The Maserati Eldorado is one of the most consequential racing cars of its time, despite the fact it never won a race, lead a championship, or landed a podium.
There’s little doubt the car had the ability to achieve all three of these things given time and development work, after all Maserati had won the 1957 Formula 1 World Championship rather decisively, with their two drivers Juan Manuel Fangio and Stirling Moss finishing first and second respectively, far ahead of the rest of the field.
At the end of the 1957 season Maserati withdrew the factory team from motorsport for financial reasons and focussed on building both road cars and race cars for privateer teams in order to generate more revenue.
Once such privateer was Gino Zanetti, the owner of the Eldorado ice-cream company and a pioneering mind in the world of racing sponsorship. Zanetti would be the first major sponsor of a European racing team that wasn’t in an automobile-related industry. He wouldn’t just add a logo to a car, but would have the entire car livery painted in his company colors with the company name along the sides and front, with the young cowboy logo featured in multiple locations on the car.
Zanetti’s decision to sponsor a car for Eldorado was monumental, there had been significant doubts as to whether non-automobile industries would see any benefit from sponsoring racing. Eldorado was the first major European pioneer, leading the way for the many companies who would follow – including the likes of John Player, Benetton, Martini, Jaegermeister, Apple Computer, Marlboro, Renown, Canon, and Camel – now remembered as some of the most famous liveries of all time.
The car Maserati built for Zanetti was developed to compete in the “Trofeo dei due Mondi” (Race of Two Worlds) organized by the Automobile Club d’Italia at Monza, a 500 mile race so similar to the Indianapolis 500 that it was nicknamed the Monzanapolis.

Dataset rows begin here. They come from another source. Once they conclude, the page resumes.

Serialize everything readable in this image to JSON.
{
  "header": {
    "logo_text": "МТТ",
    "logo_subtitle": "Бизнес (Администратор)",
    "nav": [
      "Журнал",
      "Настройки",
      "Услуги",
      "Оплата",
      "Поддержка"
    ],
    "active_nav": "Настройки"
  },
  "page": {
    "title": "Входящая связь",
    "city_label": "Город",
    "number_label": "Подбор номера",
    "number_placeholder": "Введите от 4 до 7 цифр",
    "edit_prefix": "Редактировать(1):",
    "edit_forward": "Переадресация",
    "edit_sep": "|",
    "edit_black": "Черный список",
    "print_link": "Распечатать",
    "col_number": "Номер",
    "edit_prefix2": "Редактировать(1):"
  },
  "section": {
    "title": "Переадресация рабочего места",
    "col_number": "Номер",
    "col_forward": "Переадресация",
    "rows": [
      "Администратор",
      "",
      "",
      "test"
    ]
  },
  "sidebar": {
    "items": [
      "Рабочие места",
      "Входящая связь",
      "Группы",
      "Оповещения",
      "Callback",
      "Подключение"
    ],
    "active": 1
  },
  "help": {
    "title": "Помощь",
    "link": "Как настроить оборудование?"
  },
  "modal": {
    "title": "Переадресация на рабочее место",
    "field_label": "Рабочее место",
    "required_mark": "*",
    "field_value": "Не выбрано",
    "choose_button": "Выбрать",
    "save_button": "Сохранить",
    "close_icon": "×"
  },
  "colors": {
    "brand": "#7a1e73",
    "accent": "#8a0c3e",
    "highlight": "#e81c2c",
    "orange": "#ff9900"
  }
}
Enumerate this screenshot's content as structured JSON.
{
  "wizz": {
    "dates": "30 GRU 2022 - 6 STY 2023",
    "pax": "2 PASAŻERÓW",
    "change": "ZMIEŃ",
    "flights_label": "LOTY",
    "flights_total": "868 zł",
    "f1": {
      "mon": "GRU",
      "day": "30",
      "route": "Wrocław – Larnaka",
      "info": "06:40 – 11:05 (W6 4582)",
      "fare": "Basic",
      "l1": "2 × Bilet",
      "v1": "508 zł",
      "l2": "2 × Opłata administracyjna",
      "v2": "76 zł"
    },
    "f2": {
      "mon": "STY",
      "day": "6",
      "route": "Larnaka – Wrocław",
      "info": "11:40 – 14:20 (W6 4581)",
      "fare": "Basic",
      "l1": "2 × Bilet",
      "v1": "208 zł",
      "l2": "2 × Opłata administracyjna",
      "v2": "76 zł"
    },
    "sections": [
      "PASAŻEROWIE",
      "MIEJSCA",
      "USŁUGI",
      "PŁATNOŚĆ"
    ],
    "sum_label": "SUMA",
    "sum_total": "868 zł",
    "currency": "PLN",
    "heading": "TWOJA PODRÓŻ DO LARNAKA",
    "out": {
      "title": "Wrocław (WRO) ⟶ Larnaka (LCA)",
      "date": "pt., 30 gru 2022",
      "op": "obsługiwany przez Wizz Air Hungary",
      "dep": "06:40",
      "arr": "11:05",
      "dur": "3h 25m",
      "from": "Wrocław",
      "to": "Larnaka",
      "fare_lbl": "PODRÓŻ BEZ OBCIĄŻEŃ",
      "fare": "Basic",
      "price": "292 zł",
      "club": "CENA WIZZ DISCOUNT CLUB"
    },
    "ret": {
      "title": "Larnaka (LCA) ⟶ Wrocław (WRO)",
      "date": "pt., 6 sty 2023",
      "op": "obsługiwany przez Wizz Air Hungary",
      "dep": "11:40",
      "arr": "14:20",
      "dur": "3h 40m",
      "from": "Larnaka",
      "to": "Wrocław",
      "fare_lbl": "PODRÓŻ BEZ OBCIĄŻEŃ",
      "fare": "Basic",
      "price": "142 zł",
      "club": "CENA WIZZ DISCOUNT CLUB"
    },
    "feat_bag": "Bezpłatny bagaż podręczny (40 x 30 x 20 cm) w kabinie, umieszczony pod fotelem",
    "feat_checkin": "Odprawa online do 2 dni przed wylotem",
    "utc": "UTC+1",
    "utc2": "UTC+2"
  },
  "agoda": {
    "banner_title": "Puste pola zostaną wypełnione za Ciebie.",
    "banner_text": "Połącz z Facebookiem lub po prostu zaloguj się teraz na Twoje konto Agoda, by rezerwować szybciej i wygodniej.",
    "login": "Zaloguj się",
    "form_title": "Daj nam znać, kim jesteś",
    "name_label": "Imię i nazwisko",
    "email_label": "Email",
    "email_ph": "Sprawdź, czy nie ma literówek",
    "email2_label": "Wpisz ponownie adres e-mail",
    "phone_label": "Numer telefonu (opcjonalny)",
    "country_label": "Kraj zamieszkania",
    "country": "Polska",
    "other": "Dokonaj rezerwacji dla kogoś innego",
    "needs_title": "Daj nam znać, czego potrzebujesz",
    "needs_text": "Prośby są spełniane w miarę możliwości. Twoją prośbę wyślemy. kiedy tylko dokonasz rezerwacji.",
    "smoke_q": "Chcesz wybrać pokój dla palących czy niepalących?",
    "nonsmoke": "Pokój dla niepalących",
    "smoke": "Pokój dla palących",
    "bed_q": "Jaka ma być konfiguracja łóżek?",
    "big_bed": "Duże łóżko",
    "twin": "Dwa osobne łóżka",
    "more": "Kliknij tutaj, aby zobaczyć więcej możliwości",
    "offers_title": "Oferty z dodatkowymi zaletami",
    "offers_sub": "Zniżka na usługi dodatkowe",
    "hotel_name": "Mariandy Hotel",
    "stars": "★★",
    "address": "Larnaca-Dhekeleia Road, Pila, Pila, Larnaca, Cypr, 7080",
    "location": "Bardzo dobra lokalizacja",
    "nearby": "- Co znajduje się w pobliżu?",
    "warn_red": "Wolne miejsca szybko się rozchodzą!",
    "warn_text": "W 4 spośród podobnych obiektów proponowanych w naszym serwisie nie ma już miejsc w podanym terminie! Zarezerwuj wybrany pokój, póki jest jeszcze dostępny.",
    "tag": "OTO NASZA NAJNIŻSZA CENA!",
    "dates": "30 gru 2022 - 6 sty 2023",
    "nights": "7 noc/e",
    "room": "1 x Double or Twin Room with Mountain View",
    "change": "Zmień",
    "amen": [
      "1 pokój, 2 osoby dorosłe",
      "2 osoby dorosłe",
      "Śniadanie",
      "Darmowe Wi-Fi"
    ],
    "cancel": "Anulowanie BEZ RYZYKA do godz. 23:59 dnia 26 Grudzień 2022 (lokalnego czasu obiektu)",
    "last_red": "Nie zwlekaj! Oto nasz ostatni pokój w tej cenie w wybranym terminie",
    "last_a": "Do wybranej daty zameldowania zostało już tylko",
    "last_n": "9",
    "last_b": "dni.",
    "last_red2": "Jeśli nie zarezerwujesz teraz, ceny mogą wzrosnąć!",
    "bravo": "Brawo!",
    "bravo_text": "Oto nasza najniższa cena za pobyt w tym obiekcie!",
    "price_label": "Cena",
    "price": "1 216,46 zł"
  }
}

Building The Maserati Eldorado
Under the vanilla-colored skin of the Maserati Eldorado lies a tubular steel chassis based closely on the Maserati 250F, though larger overall and reinforced at multiple points to withstand the rigors of high-speed, banked oval racing.
The V8 engine was sourced from the Maserati 450S with twin cams per bank, a 12:1 compression ratio, four Weber carburetors. The capacity was reduced to 4,190cc and in full race trim it’s capable of an impressive 410 hp at 8,000 rpm.
Power is sent back to the rear wheels via a two-speed transmission (low and high), and there are hydraulic drum brakes on all four corners, with Halibrand magnesium wheels, and Firestone 18-inch braided tread tires inflated with helium to shave off every possible gram of weight.
The aluminum bodywork was hand-crafted by Fantuzzi in Italy, its characterized by a fin behind the driver’s head, a long low nose, and a large off-set air intake to match the engine, which itself is offset by 90mm to give the car optimal weight distribution for banked oval racing.
The Maserati Eldorado (technically the Maserati Tipo 420/M/58/) tipped the scales at 758 kilograms, giving it a remarkably good power-to-weight ratio for the era (and even in the modern day).
Trofeo dei due Mondi – The Monzanapolis
The performance of the car in the Monzanapolis was impressive given that it was its first race outing. Stirling Moss finished the first race in 4th and the second in 5th, during the final race his steering broke and the car was sent into the wall at 260 km/h – astonishingly he walked away from the accident, and the car had relatively little damage save for the bodywork on one side.
After the race the original fin was removed and the hood scoop was reduced so the car could race at the Indianapolis 500. Gentleman driver Ralph Liguori took the wheel and despite his best efforts, the car failed to qualify, though it’s clear from the previous race outing that it wasn’t the fault of the car.
Today the Maserati Eldorado is housed at the Panini Collection, in Modena, and it attends a limited number of events and gatherings each year where it’s often swamped by people who’ve only ever seen it in magazines.
If you’d like to read more about the Maserati Eldorado you can click here to visit the official history sheet on Maserati.com